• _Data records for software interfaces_
^^^^
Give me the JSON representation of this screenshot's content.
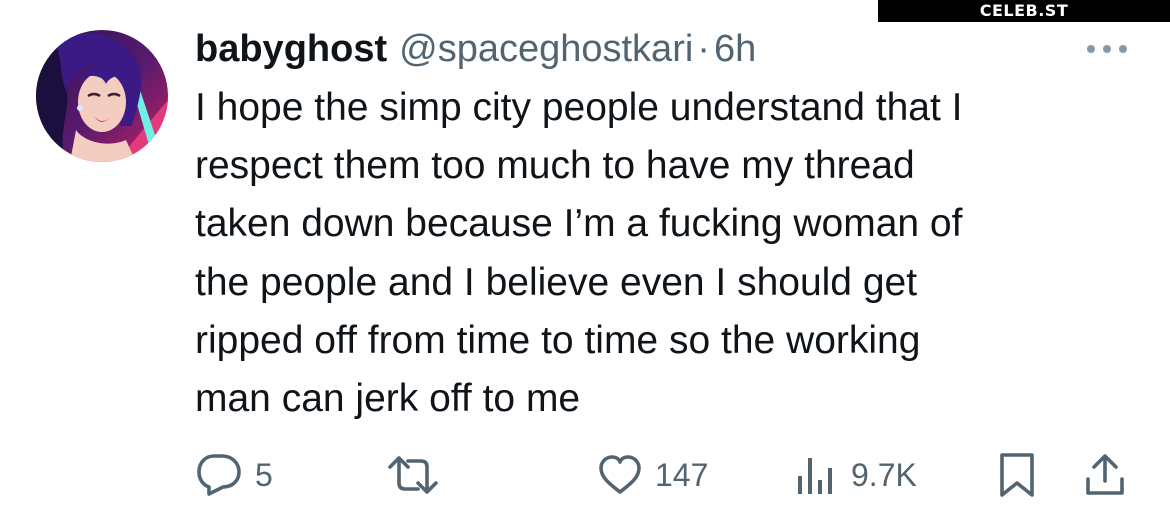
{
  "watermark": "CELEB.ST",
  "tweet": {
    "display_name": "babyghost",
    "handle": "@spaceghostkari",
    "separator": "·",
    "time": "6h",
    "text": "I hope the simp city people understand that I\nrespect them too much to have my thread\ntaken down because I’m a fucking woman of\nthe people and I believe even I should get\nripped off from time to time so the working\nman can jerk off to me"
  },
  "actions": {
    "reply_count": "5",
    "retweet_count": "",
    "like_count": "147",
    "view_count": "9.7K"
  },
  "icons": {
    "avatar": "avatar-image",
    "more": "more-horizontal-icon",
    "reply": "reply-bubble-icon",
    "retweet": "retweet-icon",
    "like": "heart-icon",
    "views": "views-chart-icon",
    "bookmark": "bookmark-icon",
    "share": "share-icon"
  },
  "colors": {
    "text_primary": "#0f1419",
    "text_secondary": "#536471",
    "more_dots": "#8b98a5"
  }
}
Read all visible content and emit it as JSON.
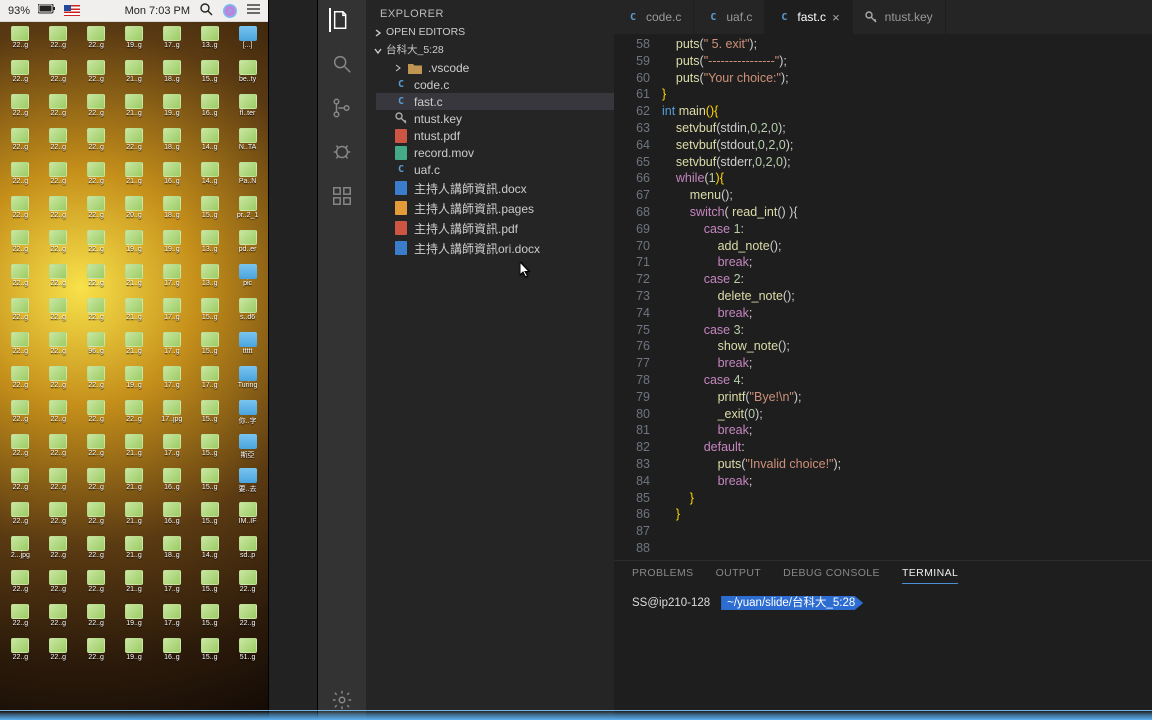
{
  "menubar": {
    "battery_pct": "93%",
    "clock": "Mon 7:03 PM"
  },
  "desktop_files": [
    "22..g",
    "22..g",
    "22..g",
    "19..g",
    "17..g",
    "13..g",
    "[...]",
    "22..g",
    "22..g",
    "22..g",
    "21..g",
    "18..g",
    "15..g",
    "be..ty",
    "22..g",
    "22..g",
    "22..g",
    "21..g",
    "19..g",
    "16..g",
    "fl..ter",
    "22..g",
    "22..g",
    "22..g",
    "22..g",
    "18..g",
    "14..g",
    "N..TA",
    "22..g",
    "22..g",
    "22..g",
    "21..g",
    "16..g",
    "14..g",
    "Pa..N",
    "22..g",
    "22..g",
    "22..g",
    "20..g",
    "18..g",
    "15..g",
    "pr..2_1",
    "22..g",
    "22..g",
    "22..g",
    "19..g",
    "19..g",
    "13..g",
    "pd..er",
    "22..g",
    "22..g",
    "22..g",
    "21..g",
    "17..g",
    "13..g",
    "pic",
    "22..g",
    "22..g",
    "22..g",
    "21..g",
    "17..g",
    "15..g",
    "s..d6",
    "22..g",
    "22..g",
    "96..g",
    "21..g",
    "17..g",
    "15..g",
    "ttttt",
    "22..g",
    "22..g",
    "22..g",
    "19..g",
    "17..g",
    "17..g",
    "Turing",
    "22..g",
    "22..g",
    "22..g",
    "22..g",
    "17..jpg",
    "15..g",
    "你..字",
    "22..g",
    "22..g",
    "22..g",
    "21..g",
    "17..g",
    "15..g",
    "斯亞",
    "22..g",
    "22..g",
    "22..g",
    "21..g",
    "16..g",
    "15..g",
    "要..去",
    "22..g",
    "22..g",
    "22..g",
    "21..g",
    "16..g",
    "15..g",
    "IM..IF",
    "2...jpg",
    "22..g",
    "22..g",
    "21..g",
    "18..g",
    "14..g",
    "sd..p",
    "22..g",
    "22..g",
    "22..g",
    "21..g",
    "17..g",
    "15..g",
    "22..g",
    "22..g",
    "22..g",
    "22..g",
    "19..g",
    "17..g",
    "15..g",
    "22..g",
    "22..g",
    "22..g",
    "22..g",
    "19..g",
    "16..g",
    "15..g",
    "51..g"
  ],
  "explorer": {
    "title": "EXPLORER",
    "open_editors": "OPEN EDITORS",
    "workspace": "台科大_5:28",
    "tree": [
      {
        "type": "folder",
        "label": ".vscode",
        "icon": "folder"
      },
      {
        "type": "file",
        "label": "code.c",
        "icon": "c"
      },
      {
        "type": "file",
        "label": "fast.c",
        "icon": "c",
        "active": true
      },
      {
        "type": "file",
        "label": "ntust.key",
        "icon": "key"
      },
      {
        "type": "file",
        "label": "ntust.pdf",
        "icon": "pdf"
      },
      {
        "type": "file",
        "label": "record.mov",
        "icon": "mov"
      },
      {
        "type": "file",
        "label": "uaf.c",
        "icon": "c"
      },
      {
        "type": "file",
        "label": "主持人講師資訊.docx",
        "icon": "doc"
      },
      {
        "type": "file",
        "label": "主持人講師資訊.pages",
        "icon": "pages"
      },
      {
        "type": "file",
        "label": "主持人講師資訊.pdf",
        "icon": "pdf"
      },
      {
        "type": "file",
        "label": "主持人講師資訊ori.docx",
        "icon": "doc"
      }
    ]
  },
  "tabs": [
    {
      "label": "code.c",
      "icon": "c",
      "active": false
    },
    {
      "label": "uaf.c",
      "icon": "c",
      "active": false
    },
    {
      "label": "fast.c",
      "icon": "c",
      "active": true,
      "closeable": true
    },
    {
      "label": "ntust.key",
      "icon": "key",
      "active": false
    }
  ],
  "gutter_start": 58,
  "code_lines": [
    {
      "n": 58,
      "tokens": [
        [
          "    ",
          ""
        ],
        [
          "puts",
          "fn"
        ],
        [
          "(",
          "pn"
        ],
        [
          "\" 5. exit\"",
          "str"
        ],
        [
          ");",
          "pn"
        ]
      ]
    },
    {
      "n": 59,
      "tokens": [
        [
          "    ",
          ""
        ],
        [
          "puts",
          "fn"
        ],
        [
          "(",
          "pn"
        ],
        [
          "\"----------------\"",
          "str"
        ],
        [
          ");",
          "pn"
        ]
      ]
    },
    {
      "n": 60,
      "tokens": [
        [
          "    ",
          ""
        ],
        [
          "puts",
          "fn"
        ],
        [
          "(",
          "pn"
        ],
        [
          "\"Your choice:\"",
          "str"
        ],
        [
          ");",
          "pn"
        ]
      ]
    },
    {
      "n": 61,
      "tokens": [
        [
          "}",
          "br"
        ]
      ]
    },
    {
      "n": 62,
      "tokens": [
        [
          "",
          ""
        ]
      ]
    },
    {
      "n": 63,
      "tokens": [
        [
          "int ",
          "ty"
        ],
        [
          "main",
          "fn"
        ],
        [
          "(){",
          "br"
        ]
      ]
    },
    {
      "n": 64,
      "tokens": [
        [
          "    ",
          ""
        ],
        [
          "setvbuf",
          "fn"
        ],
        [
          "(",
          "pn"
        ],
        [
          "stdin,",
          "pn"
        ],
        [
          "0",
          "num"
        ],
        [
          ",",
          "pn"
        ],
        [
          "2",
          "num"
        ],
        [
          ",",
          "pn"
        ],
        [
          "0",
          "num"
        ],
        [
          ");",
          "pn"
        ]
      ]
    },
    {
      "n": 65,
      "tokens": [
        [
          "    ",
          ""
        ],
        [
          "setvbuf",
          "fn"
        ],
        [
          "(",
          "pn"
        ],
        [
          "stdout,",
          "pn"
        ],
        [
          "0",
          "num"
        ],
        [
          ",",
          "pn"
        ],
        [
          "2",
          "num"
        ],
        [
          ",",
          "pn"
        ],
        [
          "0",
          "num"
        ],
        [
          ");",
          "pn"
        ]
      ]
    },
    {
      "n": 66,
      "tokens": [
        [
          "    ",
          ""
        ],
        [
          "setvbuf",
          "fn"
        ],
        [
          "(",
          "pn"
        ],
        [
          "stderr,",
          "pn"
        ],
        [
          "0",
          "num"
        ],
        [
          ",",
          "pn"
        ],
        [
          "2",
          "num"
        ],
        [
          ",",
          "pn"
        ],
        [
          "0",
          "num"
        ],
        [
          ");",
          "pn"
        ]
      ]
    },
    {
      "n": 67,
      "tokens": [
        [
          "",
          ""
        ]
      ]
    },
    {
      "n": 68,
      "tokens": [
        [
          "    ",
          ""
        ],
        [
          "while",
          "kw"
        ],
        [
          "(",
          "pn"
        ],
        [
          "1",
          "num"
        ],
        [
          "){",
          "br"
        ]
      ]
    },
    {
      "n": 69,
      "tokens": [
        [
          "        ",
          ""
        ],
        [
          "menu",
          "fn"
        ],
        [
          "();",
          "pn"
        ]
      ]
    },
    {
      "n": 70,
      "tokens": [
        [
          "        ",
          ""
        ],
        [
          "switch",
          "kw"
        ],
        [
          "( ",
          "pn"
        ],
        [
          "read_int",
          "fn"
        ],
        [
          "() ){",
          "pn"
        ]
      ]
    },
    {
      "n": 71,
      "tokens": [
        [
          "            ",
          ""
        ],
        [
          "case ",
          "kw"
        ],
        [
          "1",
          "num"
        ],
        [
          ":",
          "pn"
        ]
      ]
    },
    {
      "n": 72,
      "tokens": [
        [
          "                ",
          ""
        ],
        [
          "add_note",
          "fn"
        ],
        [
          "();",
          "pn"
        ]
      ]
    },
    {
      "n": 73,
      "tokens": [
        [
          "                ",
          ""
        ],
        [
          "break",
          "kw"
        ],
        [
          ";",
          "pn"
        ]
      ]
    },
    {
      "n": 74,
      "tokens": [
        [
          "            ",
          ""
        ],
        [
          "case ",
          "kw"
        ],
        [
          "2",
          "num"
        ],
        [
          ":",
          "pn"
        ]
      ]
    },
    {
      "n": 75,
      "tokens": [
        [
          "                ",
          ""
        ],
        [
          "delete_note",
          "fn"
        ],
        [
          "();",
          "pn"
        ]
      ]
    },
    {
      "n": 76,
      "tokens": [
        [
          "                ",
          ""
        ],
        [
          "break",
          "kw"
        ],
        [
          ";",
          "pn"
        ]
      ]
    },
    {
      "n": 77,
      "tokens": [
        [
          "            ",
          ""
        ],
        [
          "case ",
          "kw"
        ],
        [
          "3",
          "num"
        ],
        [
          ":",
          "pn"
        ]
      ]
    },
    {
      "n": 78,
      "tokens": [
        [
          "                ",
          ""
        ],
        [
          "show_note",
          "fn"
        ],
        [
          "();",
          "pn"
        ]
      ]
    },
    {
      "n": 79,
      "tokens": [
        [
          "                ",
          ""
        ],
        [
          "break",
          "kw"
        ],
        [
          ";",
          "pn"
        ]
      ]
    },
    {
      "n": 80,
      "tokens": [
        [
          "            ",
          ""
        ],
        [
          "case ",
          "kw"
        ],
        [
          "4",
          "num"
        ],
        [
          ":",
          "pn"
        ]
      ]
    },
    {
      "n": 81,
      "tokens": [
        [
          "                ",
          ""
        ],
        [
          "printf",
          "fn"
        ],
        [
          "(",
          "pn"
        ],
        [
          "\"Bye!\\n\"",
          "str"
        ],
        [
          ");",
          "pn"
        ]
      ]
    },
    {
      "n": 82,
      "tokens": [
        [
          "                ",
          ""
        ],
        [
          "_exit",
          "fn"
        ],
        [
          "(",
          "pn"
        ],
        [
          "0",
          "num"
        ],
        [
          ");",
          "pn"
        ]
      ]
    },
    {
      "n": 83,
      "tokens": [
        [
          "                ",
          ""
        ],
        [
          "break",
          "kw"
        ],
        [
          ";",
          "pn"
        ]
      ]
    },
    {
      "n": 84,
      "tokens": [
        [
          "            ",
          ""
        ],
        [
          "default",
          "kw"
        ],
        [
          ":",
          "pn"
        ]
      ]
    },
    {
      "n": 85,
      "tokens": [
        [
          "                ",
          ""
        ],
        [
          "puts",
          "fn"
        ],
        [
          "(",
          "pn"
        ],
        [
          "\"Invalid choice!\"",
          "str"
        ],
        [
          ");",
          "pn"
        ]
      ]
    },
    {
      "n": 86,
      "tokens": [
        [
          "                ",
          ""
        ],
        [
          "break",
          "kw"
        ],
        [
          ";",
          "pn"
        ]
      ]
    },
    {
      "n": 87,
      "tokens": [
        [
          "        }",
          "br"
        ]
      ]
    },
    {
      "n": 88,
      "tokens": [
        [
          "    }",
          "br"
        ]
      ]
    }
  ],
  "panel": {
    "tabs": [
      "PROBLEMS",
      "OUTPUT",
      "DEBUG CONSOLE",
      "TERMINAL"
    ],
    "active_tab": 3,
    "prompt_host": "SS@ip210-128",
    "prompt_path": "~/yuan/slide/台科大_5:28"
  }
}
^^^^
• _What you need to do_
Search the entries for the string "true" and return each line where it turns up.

• _Expected output_
        "active": true
      "active": true,
      "closeable": true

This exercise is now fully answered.